Consider that this coinage was adopted by the Jewish freedom-fighters under incredibly stressful conditions, said Michaels. With a full range of denominations, its both starkly beautiful and remarkably advanced.
A silver shekel of Year 5 (April-August 70 CE), pedigreed to the famous Nelson Bunker Hunt collection and reportedly found at the mountaintop fortress of Masada one of the most holy Jewish pilgrimage sites is certain to draw the eye of as many numismatists as it is historians.
Shekels struck in the final year of the Jewish War are exceedingly rare, said Michaels, let alone one of them from the final year that made it to Masada, the last redoubt of the Jewish Rebels who held out for three years before committing suicide as a final act of defiance against Rome.
The collection also contains Roman coins relating to the Jewish War.
The Romans responded to the revolt with utter ruthlessness, said Michaels. Their forces were led by the general Vespasian, who soon became emperor himself, and his able son Titus.
An incredibly rare gold aureus of Titus as Caesar (69-79 CE), struck at an Eastern mint in 69 CE, provides a different perspective to the bitter conflict. The reverse legend IVDAEA DEVICTA Judea is Conquered anticipates the subjugation of Judaea, which the Romans achieved with the fall of Jerusalem, after an epic seven-month siege, in 70 CE.
All of the coins will be available for viewing at the Fletcher-Sinclair Mansion from Tuesday, March 6 through Thursday, March 8, 10 a.m. to 6 p.m. The collection includes the earliest Philisto-Arabian coins struck in the Holy Land (circa 500-400 BCE), as well as coins issued by the Maccabbean and Herodian rulers of independent Judaea, by Jewish rebels in the First Jewish War and Bar Kochba Revolt and coins struck by the Romans with references to their Eastern province.

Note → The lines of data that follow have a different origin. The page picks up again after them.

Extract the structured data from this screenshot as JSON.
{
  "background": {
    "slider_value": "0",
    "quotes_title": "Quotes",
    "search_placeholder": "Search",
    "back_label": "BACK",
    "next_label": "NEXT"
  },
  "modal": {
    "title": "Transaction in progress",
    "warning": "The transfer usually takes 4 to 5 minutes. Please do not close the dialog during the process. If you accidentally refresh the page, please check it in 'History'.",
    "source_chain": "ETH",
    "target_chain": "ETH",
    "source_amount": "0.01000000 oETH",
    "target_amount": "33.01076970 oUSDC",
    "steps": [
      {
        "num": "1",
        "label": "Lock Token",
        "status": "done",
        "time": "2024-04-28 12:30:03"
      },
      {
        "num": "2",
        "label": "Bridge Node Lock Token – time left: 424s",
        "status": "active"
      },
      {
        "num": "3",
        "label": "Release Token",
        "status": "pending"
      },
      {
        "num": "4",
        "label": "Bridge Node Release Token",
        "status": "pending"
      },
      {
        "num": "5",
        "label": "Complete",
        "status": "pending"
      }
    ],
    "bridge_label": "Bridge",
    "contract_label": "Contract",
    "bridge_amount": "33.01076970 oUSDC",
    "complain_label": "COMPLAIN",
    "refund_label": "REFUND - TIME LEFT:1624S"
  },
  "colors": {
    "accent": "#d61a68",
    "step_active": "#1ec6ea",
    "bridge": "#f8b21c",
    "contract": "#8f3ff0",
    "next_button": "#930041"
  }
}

Numismatists, history buffs and aficionados of fine Judaica alike are all invited to come out to the Fletcher-Sinclair, said Bierrenbach. The auction is open to the public. Whether people want to buy or simply bear witness the history, everyone is welcome.